- Just ten firms are forecast to pay out £42 billion in dividends in 2020. If these ten pay out and no other company does, then the FTSE 100’s dividend yield would be 2.7 percent, over the rate of inflation.
- Just 15 firms are forecast to pay out £49 billion in dividends in 2020. If these 15 pay out and the other 85 offer nothing, then the FTSE 100’s dividend yield would be 3.1 percent.
Just 20 firms are forecast to pay out £54 billion in dividends in 2020. If these 20 pay out and nobody else does, then the FTSE 100’s dividend yield would be 3.4 percent.
These are the ten biggest donors to the rich:
Hundreds of millions of workers across the world are fearful for their jobs and their incomes. But dividends seem virtually guaranteed.
A J Bell continues, “Of the top ten payers by actual size of distribution, Shell and BP have both offered trading statements which have emphasised how cuts to capital investment, cost reductions, asset disposals and fresh debt would provide ample liquidity.
“Shell suspended its buyback programme but neither firm even mentioned the dividends, suggesting Shell and BP seem determined to defend their planned payments.
“The only other one of the top ten to offer a firm statement is Diageo which has confirmed payment of it's interim dividend for the six months to December 2019.
“Further down, Legal & General has brushed aside entreaties from the Prudential Regulatory Authority and declared its intention to pay a final dividend for 2019.

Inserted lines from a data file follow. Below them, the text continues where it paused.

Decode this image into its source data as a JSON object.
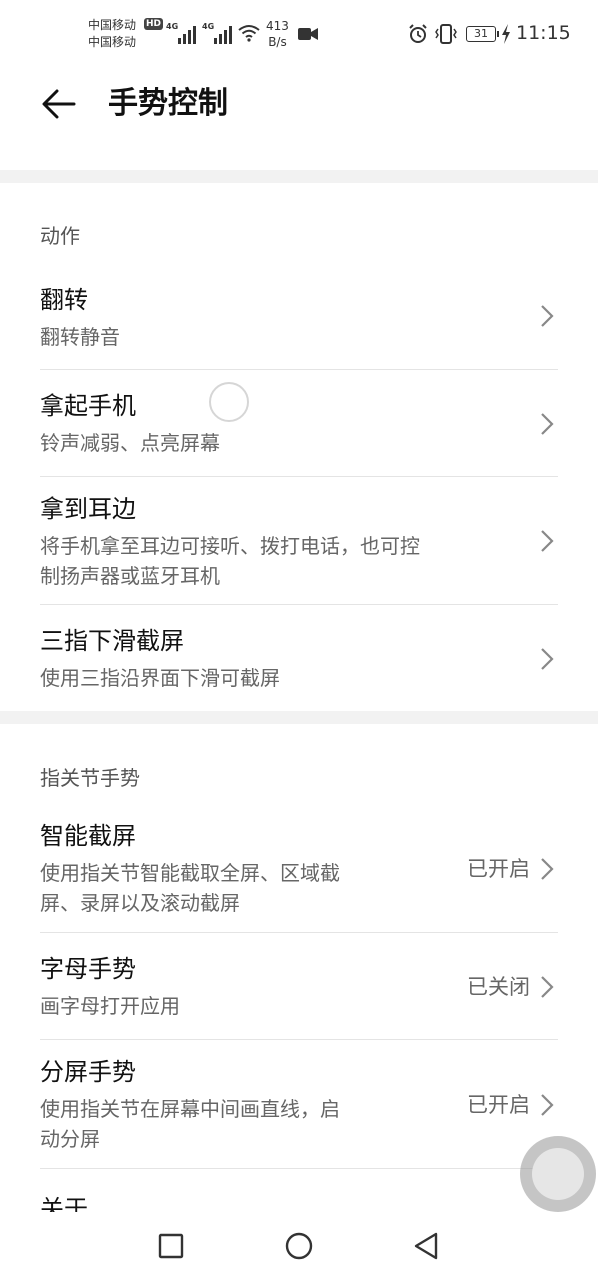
{
  "status_bar": {
    "carrier1": "中国移动",
    "carrier2": "中国移动",
    "hd": "HD",
    "lte1": "4G",
    "lte2": "4G",
    "net_speed_value": "413",
    "net_speed_unit": "B/s",
    "battery": "31",
    "time": "11:15"
  },
  "header": {
    "title": "手势控制"
  },
  "sections": {
    "actions": {
      "label": "动作",
      "items": [
        {
          "title": "翻转",
          "subtitle": "翻转静音"
        },
        {
          "title": "拿起手机",
          "subtitle": "铃声减弱、点亮屏幕"
        },
        {
          "title": "拿到耳边",
          "subtitle_line1": "将手机拿至耳边可接听、拨打电话，也可控",
          "subtitle_line2": "制扬声器或蓝牙耳机"
        },
        {
          "title": "三指下滑截屏",
          "subtitle": "使用三指沿界面下滑可截屏"
        }
      ]
    },
    "knuckle": {
      "label": "指关节手势",
      "items": [
        {
          "title": "智能截屏",
          "subtitle_line1": "使用指关节智能截取全屏、区域截",
          "subtitle_line2": "屏、录屏以及滚动截屏",
          "status": "已开启"
        },
        {
          "title": "字母手势",
          "subtitle": "画字母打开应用",
          "status": "已关闭"
        },
        {
          "title": "分屏手势",
          "subtitle_line1": "使用指关节在屏幕中间画直线，启",
          "subtitle_line2": "动分屏",
          "status": "已开启"
        },
        {
          "title": "关于"
        }
      ]
    }
  },
  "icons": {
    "back": "arrow-left-icon",
    "chevron": "chevron-right-icon",
    "nav_recent": "square-icon",
    "nav_home": "circle-icon",
    "nav_back": "triangle-back-icon"
  },
  "colors": {
    "section_gap": "#f2f2f2",
    "divider": "#e4e4e4"
  }
}
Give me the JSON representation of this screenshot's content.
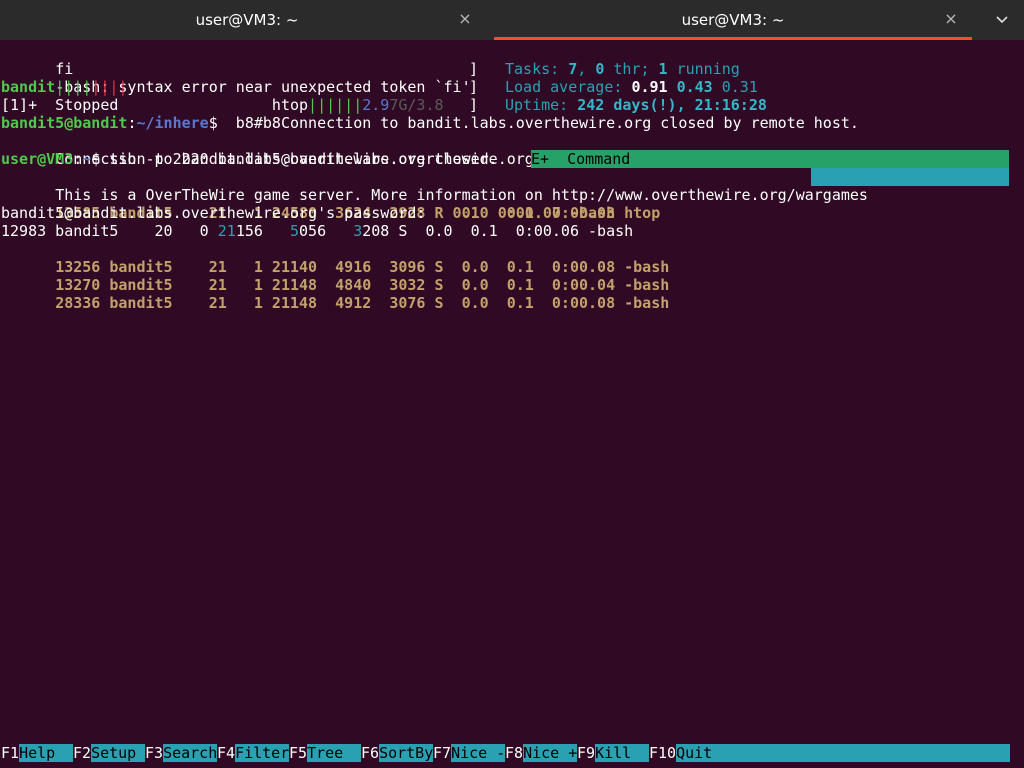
{
  "window": {
    "tabs": [
      {
        "label": "user@VM3: ~",
        "close": "×"
      },
      {
        "label": "user@VM3: ~",
        "close": "×"
      }
    ],
    "menu_icon": "chevron-down"
  },
  "term": {
    "l0": "fi",
    "l1": "-bash: syntax error near unexpected token `fi'",
    "l1_bracket": "]",
    "l1_right": {
      "tasks_label": "Tasks: ",
      "tasks": "7",
      "sep1": ", ",
      "thr": "0",
      "thr_label": " thr; ",
      "running": "1",
      "running_label": " running"
    },
    "l2_user": "bandit",
    "l2_bars_green": "||||",
    "l2_bars_red": "||||",
    "l2_bracket": "]",
    "l2_right": {
      "label": "Load average: ",
      "v1": "0.91",
      "v2": "0.43",
      "v3": "0.31"
    },
    "l3_job": "[1]+  Stopped                 htop",
    "l3_bars": "||||||",
    "l3_mem1": "2.9",
    "l3_mem2": "7G/3.8",
    "l3_bracket": "]",
    "l3_right": {
      "label": "Uptime: ",
      "days": "242 days(!)",
      "time": ", 21:16:28"
    },
    "l4_prompt_user": "bandit5@bandit",
    "l4_prompt_colon": ":",
    "l4_prompt_path": "~/inhere",
    "l4_prompt_dollar": "$  b8#b8Connection to bandit.labs.overthewire.org closed by remote host.",
    "l5": "Connection to bandit.labs.overthewire.org closed.",
    "l6_prompt_user": "user@VM3",
    "l6_prompt_colon": ":",
    "l6_prompt_path": "~",
    "l6_cmd": "$ ssh -p 2220 bandit5@bandit.labs.overthewire.org",
    "l6_header": "E+  Command",
    "l7": "This is a OverTheWire game server. More information on http://www.overthewire.org/wargames",
    "l8": "13585 bandit5    21   1 24580  3624  2928 R  0.0  0.1  0:00.03 htop",
    "l9_a": "bandit5@bandit.labs.overthewire.org's password:",
    "l9_b": "   0.1  0:00.07 -bash",
    "l10": {
      "pid": "12983 bandit5    20   0 ",
      "virt_a": "21",
      "virt_b": "156   ",
      "res_a": "5",
      "res_b": "056   ",
      "shr_a": "3",
      "shr_b": "208 S  0.0  0.1  0:00.06 -bash"
    },
    "l11": "13256 bandit5    21   1 21140  4916  3096 S  0.0  0.1  0:00.08 -bash",
    "l12": "13270 bandit5    21   1 21148  4840  3032 S  0.0  0.1  0:00.04 -bash",
    "l13": "28336 bandit5    21   1 21148  4912  3076 S  0.0  0.1  0:00.08 -bash"
  },
  "fkeys": [
    {
      "num": "F1",
      "label": "Help  "
    },
    {
      "num": "F2",
      "label": "Setup "
    },
    {
      "num": "F3",
      "label": "Search"
    },
    {
      "num": "F4",
      "label": "Filter"
    },
    {
      "num": "F5",
      "label": "Tree  "
    },
    {
      "num": "F6",
      "label": "SortBy"
    },
    {
      "num": "F7",
      "label": "Nice -"
    },
    {
      "num": "F8",
      "label": "Nice +"
    },
    {
      "num": "F9",
      "label": "Kill  "
    },
    {
      "num": "F10",
      "label": "Quit"
    }
  ],
  "colors": {
    "background": "#300a24",
    "tabbar": "#2b2b2b",
    "active_tab_indicator": "#e95420",
    "header_green": "#26a269",
    "cyan": "#2aa1b3"
  }
}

Tesco has declared a final dividend and stuck to it's plan to pay a special dividend in the second half once the sale of it's Thai and Malaysian grocery chains to go through. SSE has repeated its goal of an 80p-per-share distribution.”
The brokers do however warn its “income-seekers” that “Companies which accept government help in the form of relief from business rates, delayed VAT payments, the staff furlough scheme or perhaps even the Bank of England’s Covid Corporate Financing Facility will wish to avoid giving the impression that they are drawing on the public purse with one hand and then handing that money to shareholders with another.”
That’s exactly what Tesco did recently, pocketing £585 million in emergency business rates relief from the government and then handing £900 million to shareholders.
All in it together? Workers will be told to accept lower wages, harder working and austerity while the rich cash in their dividends.